Junior Booklover Contest Winner Riley, age 13, from Calgary, AB "Nature's first green is gold, Her hardest hue to hold. Her early leaf's a flower; But only so an hour. Then leaf subsides to leaf. So Eden sank to grief, So dawn goes down to day. Nothing gold can stay." ...recites Ponyboy Curtis, to his 16-year-old friend Johnny, as they sit on the front steps of the abandoned church they are temporarily calling home. "Robert Frost wrote it," he says to Johnny, as the sun slides upward in front of them. "He meant more to it than I'm getting', though." An amazing and touching tale of friendship, and at the same time, a depiction of the pointlessness of fighting and rivalry, The Outsiders tells the story of Ponyboy, who is fourteen and the youngest of three brothers in a family with no parents. His older brothers work hard to support their small, yet surprisingly tightly-knit family. All three are Greasers, living on the west (and poor) side of town, with their friends Two-Bit, Steve, Johnny and Dallas. The Greasers are sworn enemies of the east-end Socials, known as Socs. The Socs are, for the most part, rich, and are known on the west side as nothing more than white trash with Mustangs (the car). Following a violent gang fight, Johnny and Ponyboy escape town. Tragedy strikes twice as Johnny suffers a life-threatening injury, further fuelling the Greasers' hatred of the Socs. The fierce animosity between the two gangs in not sugar-coated, coming to a conclusive showdown at the very end of the book. Because the characters are incredibly real, one wonders whether the author (who was sixteen when she wrote this story) was involved in or had acquaintances caught up in gang wars not unlike the ones in The Outsiders. The book is rich with symbolism, beginning with the bleaching and cutting of Ponyboy's long, dark hair, of which he is extremely proud. Then the poem, which Ponyboy recounts to Johnny as they sit and watch the golden sun rise with its message of how life is short. Finally, Johnny's parting words - "Stay gold, Ponyboy," - imply more than one would think. Johnny wants Ponyboy to become much more than his brothers are, to live his dreams, and be true to himself. Those three words carry more than the entire contents of almost every book I've ever read. The Outsiders is my favourite novel of all time. It is moving and thought provoking, and anyone between 13 and 16 won't be able to set it down. If it is not already in your bookcase, it should be.

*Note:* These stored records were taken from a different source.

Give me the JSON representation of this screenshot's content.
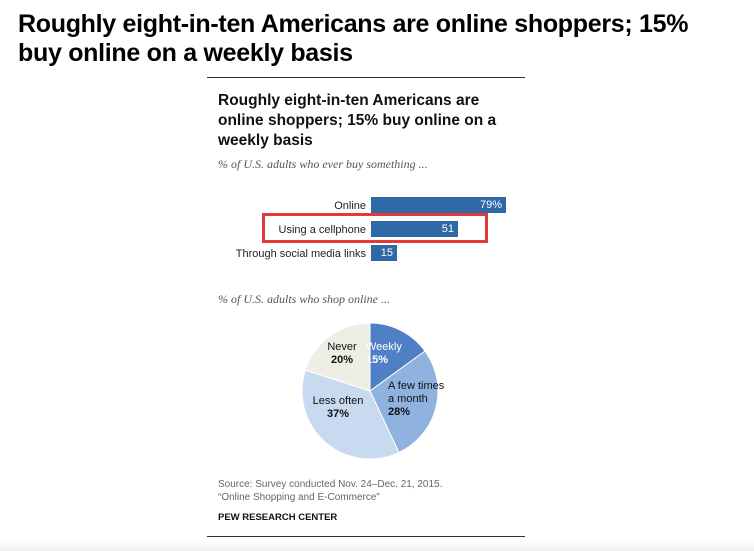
{
  "page": {
    "title": "Roughly eight-in-ten Americans are online shoppers; 15% buy online on a weekly basis"
  },
  "figure": {
    "title": "Roughly eight-in-ten Americans are online shoppers; 15% buy online on a weekly basis",
    "subtitle_bars": "% of U.S. adults who ever buy something ...",
    "subtitle_pie": "% of U.S. adults who shop online ...",
    "source_line1": "Source: Survey conducted Nov. 24–Dec. 21, 2015.",
    "source_line2": "“Online Shopping and E-Commerce”",
    "credit": "PEW RESEARCH CENTER"
  },
  "colors": {
    "bar": "#2f6aa6",
    "highlight": "#e03a3a",
    "pie_weekly": "#4f7fc4",
    "pie_few_times": "#8fb2df",
    "pie_less_often": "#c8daf0",
    "pie_never": "#eeeee4"
  },
  "chart_data": [
    {
      "type": "bar",
      "orientation": "horizontal",
      "categories": [
        "Online",
        "Using a cellphone",
        "Through social media links"
      ],
      "values": [
        79,
        51,
        15
      ],
      "value_labels": [
        "79%",
        "51",
        "15"
      ],
      "highlighted_category": "Using a cellphone",
      "xlim": [
        0,
        100
      ]
    },
    {
      "type": "pie",
      "slices": [
        {
          "label": "Weekly",
          "value": 15,
          "value_label": "15%"
        },
        {
          "label": "A few times a month",
          "value": 28,
          "value_label": "28%"
        },
        {
          "label": "Less often",
          "value": 37,
          "value_label": "37%"
        },
        {
          "label": "Never",
          "value": 20,
          "value_label": "20%"
        }
      ]
    }
  ]
}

Editorial Reviews

?...we meet powerful characters in a book with a powerful message.?? The Horn Book